• Common medications used to manage PAD include Aspirin, clopidogrel, cholesterol-lowering medications, and angiotensin-converting enzyme inhibitors (blood-pressure medication(s) have been shown to be beneficial in preventing secondary events of heart-related and stroke-related events.
· Antiplatelet agents reduce the risk of both fatal and nonfatal cardiovascular (heart-related and stroke-related) events.
· Aspirin should be considered for all patients with PAD, with clopidogrel as an effective alternative treatment.
• Cilostazol has proven effective in improving walking distance in adults with intermittent claudication and beneficial in improving quality of life.
· A diagnosis of Intermittent Claudication (IC) is usually established by a vascular specialist through a history and physical examination.
· Common tests Dr Kendrick uses to confirm IC include blood pressure measurements just above the ankles and in the upper arms, and he compares these pressures as a ratio called an ankle–brachial index (ABI).

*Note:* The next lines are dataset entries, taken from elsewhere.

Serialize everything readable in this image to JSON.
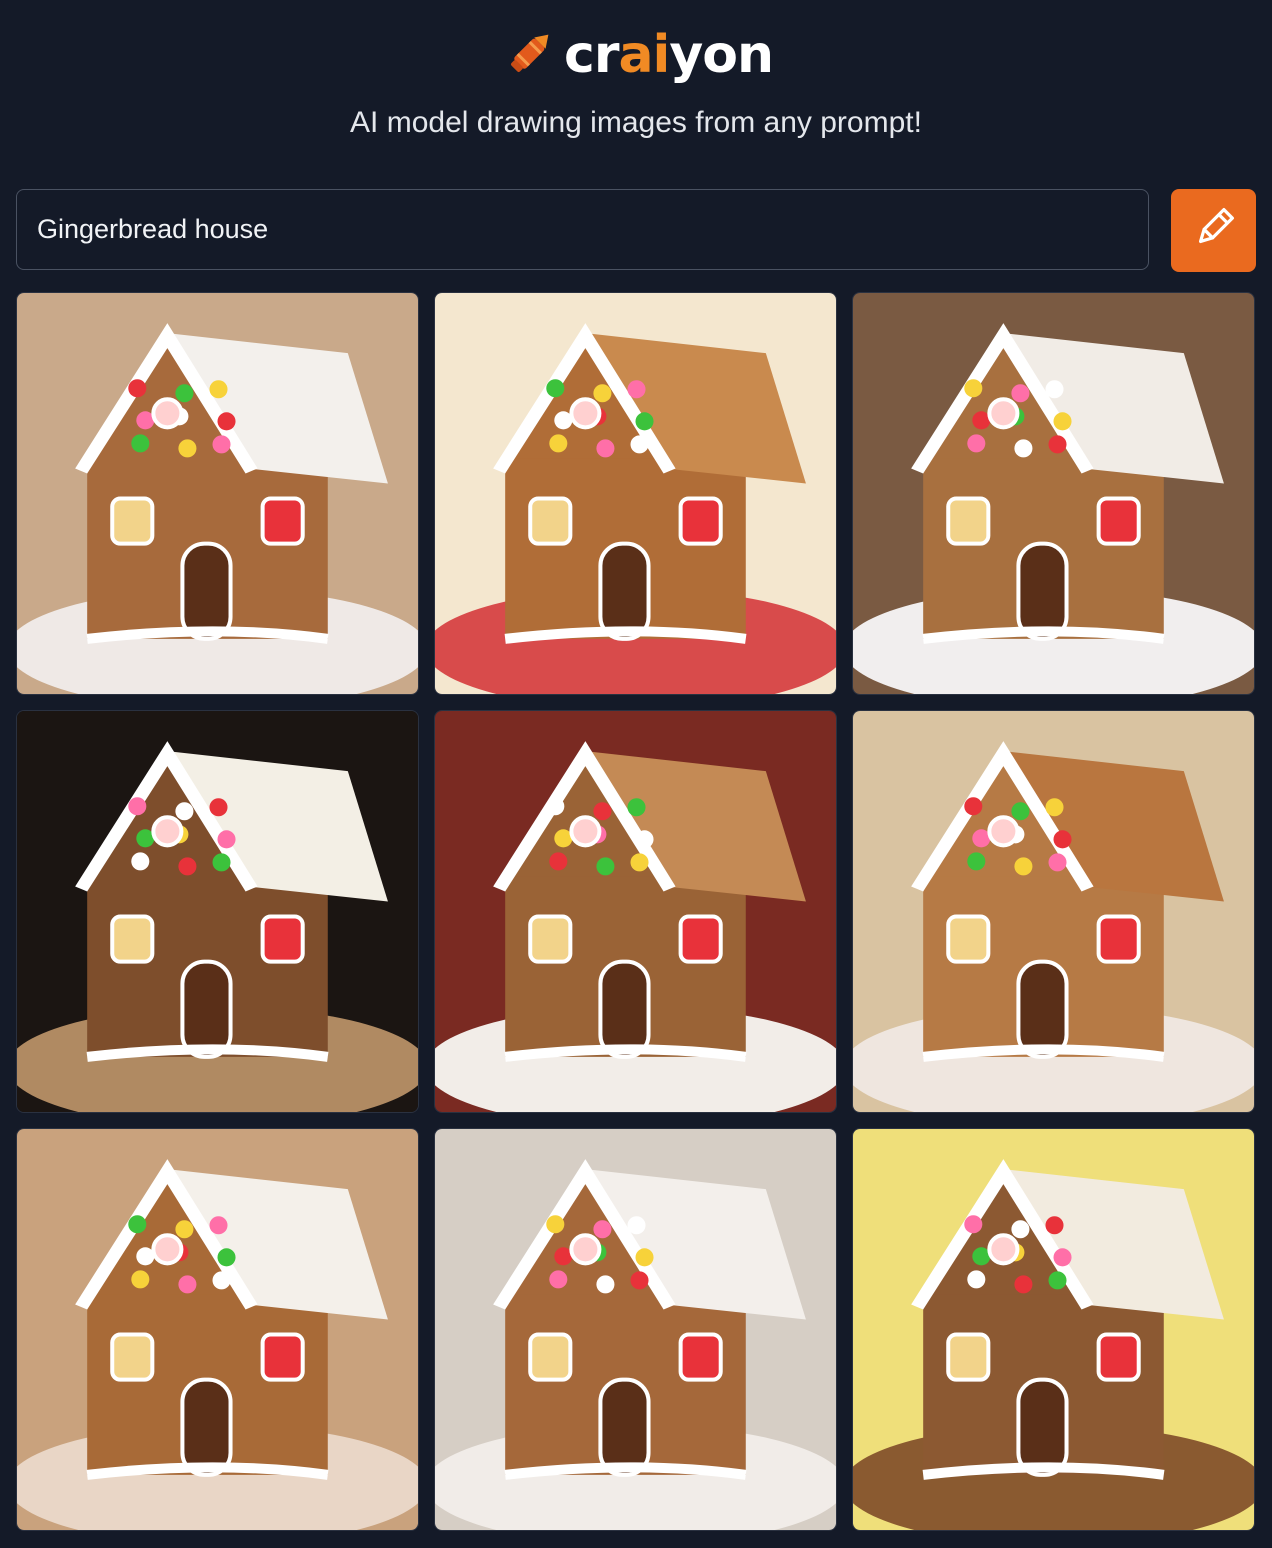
{
  "brand": {
    "name_prefix": "cr",
    "name_ai": "ai",
    "name_suffix": "yon",
    "accent": "#f08a24",
    "icon": "crayon-icon"
  },
  "tagline": "AI model drawing images from any prompt!",
  "prompt": {
    "value": "Gingerbread house"
  },
  "draw_button": {
    "icon": "pencil-icon",
    "color": "#ea6a1f"
  },
  "results": [
    {
      "subject": "gingerbread-house",
      "bg": "#c9a98a",
      "roof": "#f3f0ec",
      "wall": "#a76a3c",
      "base": "#efe9e6"
    },
    {
      "subject": "gingerbread-house",
      "bg": "#f4e7cf",
      "roof": "#c98a4e",
      "wall": "#b06d37",
      "base": "#d84b4b"
    },
    {
      "subject": "gingerbread-house",
      "bg": "#7a5a42",
      "roof": "#f1ece6",
      "wall": "#a8703f",
      "base": "#f1eeee"
    },
    {
      "subject": "gingerbread-house",
      "bg": "#1b1512",
      "roof": "#f3efe5",
      "wall": "#7e4e2c",
      "base": "#b08a62"
    },
    {
      "subject": "gingerbread-house",
      "bg": "#7a2a22",
      "roof": "#c48a55",
      "wall": "#9a6336",
      "base": "#f2ede8"
    },
    {
      "subject": "gingerbread-house",
      "bg": "#d9c3a1",
      "roof": "#b9763f",
      "wall": "#b67a45",
      "base": "#efe6df"
    },
    {
      "subject": "gingerbread-house",
      "bg": "#c9a27d",
      "roof": "#f4f0ea",
      "wall": "#a86a37",
      "base": "#e9d6c6"
    },
    {
      "subject": "gingerbread-house",
      "bg": "#d6cec5",
      "roof": "#f3efeb",
      "wall": "#a5683a",
      "base": "#f1ece8"
    },
    {
      "subject": "gingerbread-house",
      "bg": "#efdf7a",
      "roof": "#f2ebdf",
      "wall": "#8c5932",
      "base": "#8a5a30"
    }
  ]
}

· A reduced ABI in symptomatic individuals confirms the diagnosis of significant PAD disease, with a lower ABI corresponding to increased severity.

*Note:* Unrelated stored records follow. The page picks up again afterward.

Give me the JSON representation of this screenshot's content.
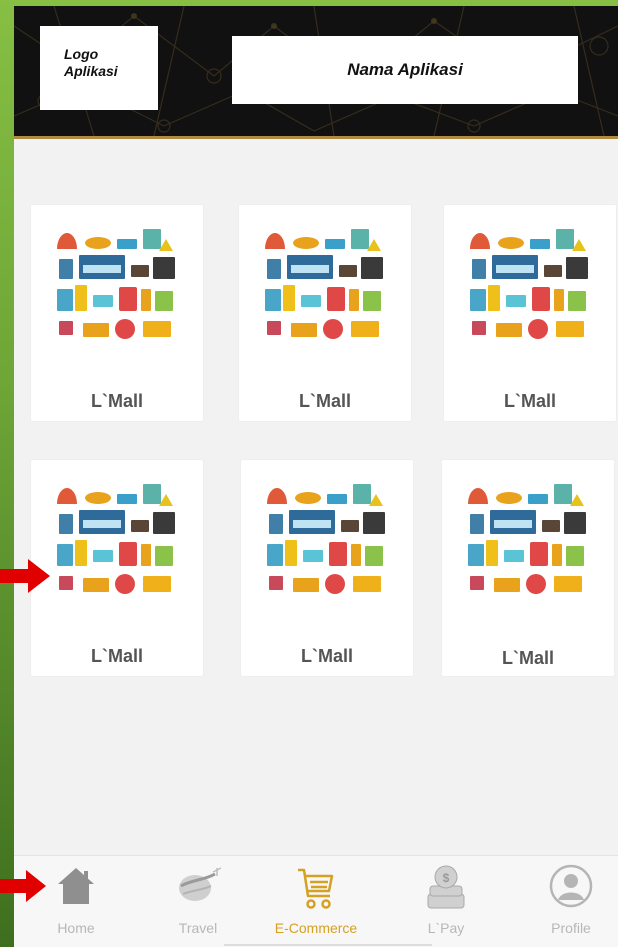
{
  "header": {
    "logo_line1": "Logo",
    "logo_line2": "Aplikasi",
    "app_name": "Nama Aplikasi"
  },
  "products": [
    {
      "label": "L`Mall"
    },
    {
      "label": "L`Mall"
    },
    {
      "label": "L`Mall"
    },
    {
      "label": "L`Mall"
    },
    {
      "label": "L`Mall"
    },
    {
      "label": "L`Mall"
    }
  ],
  "bottom_nav": {
    "items": [
      {
        "label": "Home",
        "icon": "home-icon"
      },
      {
        "label": "Travel",
        "icon": "airplane-globe-icon"
      },
      {
        "label": "E-Commerce",
        "icon": "shopping-cart-icon",
        "active": true
      },
      {
        "label": "L`Pay",
        "icon": "coin-stack-icon"
      },
      {
        "label": "Profile",
        "icon": "user-icon"
      }
    ]
  },
  "colors": {
    "active": "#d5a122",
    "inactive": "#b7b7b7",
    "header_bg": "#111111",
    "frame_green": "#6ea637",
    "arrow_red": "#e10000"
  }
}
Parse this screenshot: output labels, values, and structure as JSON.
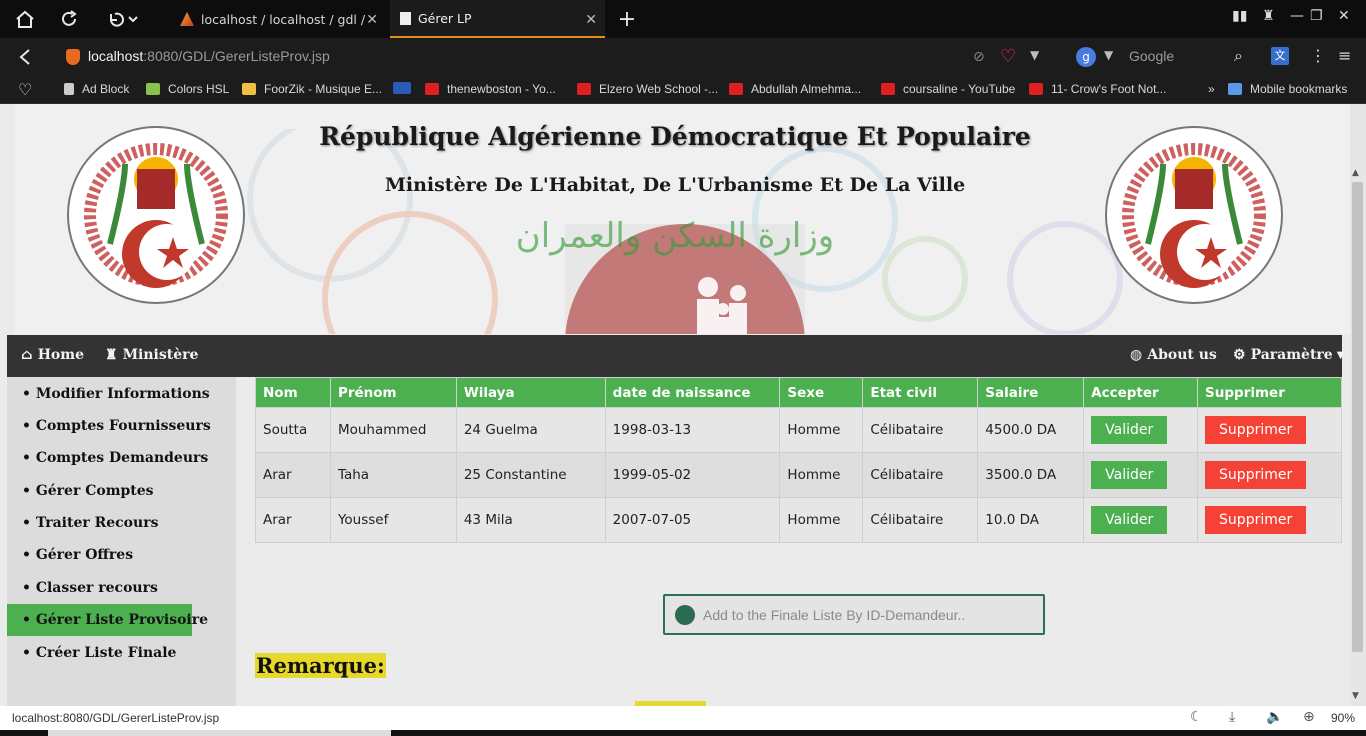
{
  "browser": {
    "tabs": [
      {
        "label": "localhost / localhost / gdl / re",
        "active": false
      },
      {
        "label": "Gérer LP",
        "active": true
      }
    ],
    "url_host": "localhost",
    "url_path": ":8080/GDL/GererListeProv.jsp",
    "search_engine": "Google",
    "bookmarks": [
      {
        "label": "Ad Block",
        "icon": "page-icon"
      },
      {
        "label": "Colors HSL",
        "icon": "colors-icon"
      },
      {
        "label": "FoorZik - Musique E...",
        "icon": "foorzik-icon"
      },
      {
        "label": "thenewboston - Yo...",
        "icon": "youtube-icon"
      },
      {
        "label": "Elzero Web School -...",
        "icon": "youtube-icon"
      },
      {
        "label": "Abdullah Almehma...",
        "icon": "youtube-icon"
      },
      {
        "label": "coursaline - YouTube",
        "icon": "youtube-icon"
      },
      {
        "label": "11- Crow's Foot Not...",
        "icon": "youtube-icon"
      }
    ],
    "mobile_bookmarks": "Mobile bookmarks",
    "status_url": "localhost:8080/GDL/GererListeProv.jsp",
    "zoom": "90%"
  },
  "banner": {
    "title": "République Algérienne Démocratique Et Populaire",
    "subtitle": "Ministère De L'Habitat, De L'Urbanisme Et De La Ville"
  },
  "nav": {
    "home": "Home",
    "ministere": "Ministère",
    "about": "About us",
    "parametre": "Paramètre"
  },
  "sidebar": {
    "items": [
      {
        "label": "• Modifier Informations"
      },
      {
        "label": "• Comptes Fournisseurs"
      },
      {
        "label": "• Comptes Demandeurs"
      },
      {
        "label": "• Gérer Comptes"
      },
      {
        "label": "• Traiter Recours"
      },
      {
        "label": "• Gérer Offres"
      },
      {
        "label": "• Classer recours"
      },
      {
        "label": "• Gérer Liste Provisoire",
        "active": true
      },
      {
        "label": "• Créer Liste Finale"
      }
    ]
  },
  "table": {
    "headers": [
      "Nom",
      "Prénom",
      "Wilaya",
      "date de naissance",
      "Sexe",
      "Etat civil",
      "Salaire",
      "Accepter",
      "Supprimer"
    ],
    "valider_label": "Valider",
    "supprimer_label": "Supprimer",
    "rows": [
      {
        "nom": "Soutta",
        "prenom": "Mouhammed",
        "wilaya": "24 Guelma",
        "naissance": "1998-03-13",
        "sexe": "Homme",
        "etat": "Célibataire",
        "salaire": "4500.0 DA"
      },
      {
        "nom": "Arar",
        "prenom": "Taha",
        "wilaya": "25 Constantine",
        "naissance": "1999-05-02",
        "sexe": "Homme",
        "etat": "Célibataire",
        "salaire": "3500.0 DA"
      },
      {
        "nom": "Arar",
        "prenom": "Youssef",
        "wilaya": "43 Mila",
        "naissance": "2007-07-05",
        "sexe": "Homme",
        "etat": "Célibataire",
        "salaire": "10.0 DA"
      }
    ]
  },
  "add_input": {
    "placeholder": "Add to the Finale Liste By ID-Demandeur.."
  },
  "remarque": "Remarque:",
  "colors": {
    "green": "#4caf50",
    "red": "#f44336",
    "navbar": "#333333",
    "highlight": "#e6d92a"
  }
}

· Lower extremity blood pressures may be artificially (falsely) elevated in individuals with diabetes and renal/kidney disease, as the arteries may be excessively calcified with atherosclerotic calcified plaque, resulting in higher blood pressures needed to fully compress/occlude the artery with the blood pressure cuff for measurement.
· Dr. Kendrick also performs toe pressures, segmental pressures, pulse volume readings to assess to confirm the presence of the significance of symptomatic PAD and artificially elevated blood pressures at the ankle.
· Evidence gathered by large studies over the last 50 years has demonstrated that only a 25% of patients with IC will ever have significant worsening PAD symptoms.
· Stabilization of symptoms in 75% of patients with IC is attributed to the development of small artery branches increasing in size, providing more oxygen to the muscles once receiving inadequate oxygen and blood flow from the previously smaller vessels.
· ABI is the best predictor for deterioration or progressive worsening of PAD.
· The risk of progression to severe ischemia or limb loss for patients with low ankle pressures of 40 to 60 mm Hg is 8.5% per year.
TREATMENT FOR INTERMITTENT CLAUDICATION
· California Vein Vascular and Diagnostic’s initial goals of treatment are to relieve the symptoms of pain on walking, to increase walking distance, and to improve quality of life.
· Control of risk factors for both claudication and heart-related and stroke-related disease is a critical factor to medically manage claudication.
· There is sufficient evidence-based medical research to justify risk factor modification in all patients with PAD, regardless of the severity of the individual’s symptoms.
· IC has been shown to affect sleep, emotional behavior, and social interactions, in addition to mobility.
· Most importantly, as a board-certified vascular surgeon, Edwin N. Kendrick, MD’s recommendations for surgery in adults with intermittent claudication depends on:
· Inhibition of the individual’s quality of life (i.e. a highly-active individual is no longer able to participate their common physical activities- golfing, hiking, running, sailing, etc.)
· The extent to which the symptoms interfere with the individual’s job duties and daily activities.
· Vascular specialists are critical in determining a diagnosis as peripheral vascular disease needs to be distinguished from other common causes of pain, such as spinal stenosis and neuropathy.
· At CAVVD, Duplex (ultrasound and Doppler) imaging is routinely used to determine if-and-when a surgical intervention is needed in individuals.
· Duplex imaging assists in determining the severity of atherosclerosis within the arteries and viable options for intervention (endovascular, open surgery).
· CAVVD reserves multi-slice computed tomography angiogram (CTA) and magnetic resonance angiography (MRA are valuable additional procedures for localizing areas of artery lumen narrowing from severe atherosclerosis.
*Disclaimer- The information provided is for informational purposes only.